Clay soil is a problem for most farming as it is hard-packed, making it difficult to work with. It holds too much moisture for most plants, causing unhealthy root conditions, and it can even cause root rot. It is difficult for water to penetrate clay soil, leaving the roots without enough water or oxygen. Adding organic material, such as compost, to a clay soil allows water flow and aeration, and adds much needed nutrients to the soil.
Dig the farming or garden area when the soil is dry. Use a shovel for small- to medium-sized growing areas. Use a rototiller for larger gardens. Dig down a foot or more into the ground. Most plant roots live in the top 8 to 10 inches of the soil, but you don't want water to puddle at the very bottom, so it's necessary to dig below the root line.
Turn the soil as you work. Hand pick out any debris, such as rocks, gravel, weeds or roots. Use your shovel to break up large dirt clods. Rake the growing area even.
Spread a 2-inch layer of organic compost over the top of the raked soil. Compost is made of organic decomposed material, such as leaves, bark, fruits, vegetables, egg shells or a combination of such materials. Purchase compost from the nursery or garden center or start your own compost bin.
Work the compost into the soil. Make sure it reaches all the way to the bottom of the worked soil and that it is mixed well.

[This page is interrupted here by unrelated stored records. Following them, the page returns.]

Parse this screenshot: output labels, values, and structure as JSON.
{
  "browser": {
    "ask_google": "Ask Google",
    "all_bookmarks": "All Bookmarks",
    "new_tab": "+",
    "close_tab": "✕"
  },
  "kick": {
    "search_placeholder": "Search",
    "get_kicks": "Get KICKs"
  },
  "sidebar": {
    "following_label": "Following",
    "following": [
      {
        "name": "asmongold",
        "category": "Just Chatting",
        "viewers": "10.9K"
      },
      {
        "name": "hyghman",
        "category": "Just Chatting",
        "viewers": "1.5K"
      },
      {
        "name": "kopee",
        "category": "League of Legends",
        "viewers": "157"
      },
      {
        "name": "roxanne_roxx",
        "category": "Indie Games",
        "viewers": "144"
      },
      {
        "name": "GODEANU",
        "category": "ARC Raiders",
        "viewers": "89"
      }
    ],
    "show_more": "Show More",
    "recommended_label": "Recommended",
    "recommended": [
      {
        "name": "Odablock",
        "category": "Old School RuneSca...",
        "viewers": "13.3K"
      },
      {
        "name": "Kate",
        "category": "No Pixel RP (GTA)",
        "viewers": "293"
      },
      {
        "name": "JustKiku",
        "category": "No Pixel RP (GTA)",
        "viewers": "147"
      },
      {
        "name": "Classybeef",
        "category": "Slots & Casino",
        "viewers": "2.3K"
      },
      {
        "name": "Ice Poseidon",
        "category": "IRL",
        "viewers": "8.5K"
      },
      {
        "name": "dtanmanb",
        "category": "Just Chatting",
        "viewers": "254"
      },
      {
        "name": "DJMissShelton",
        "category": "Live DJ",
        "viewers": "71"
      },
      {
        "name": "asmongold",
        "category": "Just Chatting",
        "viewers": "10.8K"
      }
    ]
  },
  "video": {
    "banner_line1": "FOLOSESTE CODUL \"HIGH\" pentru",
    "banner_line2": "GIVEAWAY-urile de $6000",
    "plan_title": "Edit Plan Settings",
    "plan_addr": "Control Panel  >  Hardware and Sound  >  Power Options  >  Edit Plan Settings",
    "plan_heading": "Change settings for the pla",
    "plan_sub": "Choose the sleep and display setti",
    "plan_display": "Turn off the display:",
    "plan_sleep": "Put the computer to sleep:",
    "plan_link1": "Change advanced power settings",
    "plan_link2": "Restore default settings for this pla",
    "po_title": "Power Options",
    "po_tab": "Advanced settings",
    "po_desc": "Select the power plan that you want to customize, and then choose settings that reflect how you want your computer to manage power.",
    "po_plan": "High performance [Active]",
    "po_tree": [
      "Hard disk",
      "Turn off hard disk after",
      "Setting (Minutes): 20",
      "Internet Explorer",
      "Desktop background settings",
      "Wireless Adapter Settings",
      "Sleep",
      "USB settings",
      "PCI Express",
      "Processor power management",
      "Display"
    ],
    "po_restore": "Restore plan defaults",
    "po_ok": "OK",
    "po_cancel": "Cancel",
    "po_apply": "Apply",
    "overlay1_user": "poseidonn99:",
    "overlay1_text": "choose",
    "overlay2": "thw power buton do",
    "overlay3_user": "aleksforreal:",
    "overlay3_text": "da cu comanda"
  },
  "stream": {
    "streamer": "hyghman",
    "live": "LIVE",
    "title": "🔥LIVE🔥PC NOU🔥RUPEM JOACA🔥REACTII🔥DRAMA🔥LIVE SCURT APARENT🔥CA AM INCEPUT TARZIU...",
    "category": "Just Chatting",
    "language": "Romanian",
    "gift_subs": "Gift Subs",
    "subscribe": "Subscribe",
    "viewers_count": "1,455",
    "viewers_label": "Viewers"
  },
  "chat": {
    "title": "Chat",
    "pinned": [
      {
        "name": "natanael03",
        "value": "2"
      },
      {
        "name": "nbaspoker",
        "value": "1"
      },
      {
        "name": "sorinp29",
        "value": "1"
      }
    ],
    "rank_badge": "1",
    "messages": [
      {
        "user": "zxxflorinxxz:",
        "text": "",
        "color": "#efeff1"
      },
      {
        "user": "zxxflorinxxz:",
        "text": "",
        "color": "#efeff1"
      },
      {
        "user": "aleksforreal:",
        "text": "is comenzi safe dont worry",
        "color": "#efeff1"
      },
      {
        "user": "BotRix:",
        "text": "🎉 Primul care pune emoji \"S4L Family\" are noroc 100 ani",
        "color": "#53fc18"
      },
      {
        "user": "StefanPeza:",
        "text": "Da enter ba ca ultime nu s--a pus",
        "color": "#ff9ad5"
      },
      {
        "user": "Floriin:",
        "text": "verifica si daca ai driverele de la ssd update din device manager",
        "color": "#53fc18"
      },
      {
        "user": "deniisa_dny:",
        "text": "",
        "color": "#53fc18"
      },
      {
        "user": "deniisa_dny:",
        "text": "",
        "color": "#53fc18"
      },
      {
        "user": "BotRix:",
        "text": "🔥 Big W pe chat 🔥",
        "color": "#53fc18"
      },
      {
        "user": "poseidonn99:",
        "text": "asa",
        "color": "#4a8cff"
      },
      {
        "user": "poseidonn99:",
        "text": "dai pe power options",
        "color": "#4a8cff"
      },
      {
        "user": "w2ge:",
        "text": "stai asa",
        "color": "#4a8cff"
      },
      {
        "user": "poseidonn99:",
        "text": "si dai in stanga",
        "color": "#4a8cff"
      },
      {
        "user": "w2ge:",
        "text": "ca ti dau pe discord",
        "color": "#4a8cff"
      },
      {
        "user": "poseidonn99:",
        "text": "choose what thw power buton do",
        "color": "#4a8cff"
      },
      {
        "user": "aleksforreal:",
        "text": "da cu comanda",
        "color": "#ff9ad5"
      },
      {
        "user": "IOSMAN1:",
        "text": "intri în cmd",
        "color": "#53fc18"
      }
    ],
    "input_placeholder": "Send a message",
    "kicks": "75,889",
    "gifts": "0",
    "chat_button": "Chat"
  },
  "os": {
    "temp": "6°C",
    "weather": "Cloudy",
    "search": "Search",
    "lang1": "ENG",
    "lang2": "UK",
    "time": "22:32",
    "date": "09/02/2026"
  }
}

Remove some of the amended soil if you prefer the farming area to be flat. However, with the addition of compost, the slight elevation of the growing area will help with water drainage. You will see the ground compact a bit as the compost further decomposes. Repeat the process of amending clay soil every year with annual crops. In landscaping repeat the process in the area where a plant is added.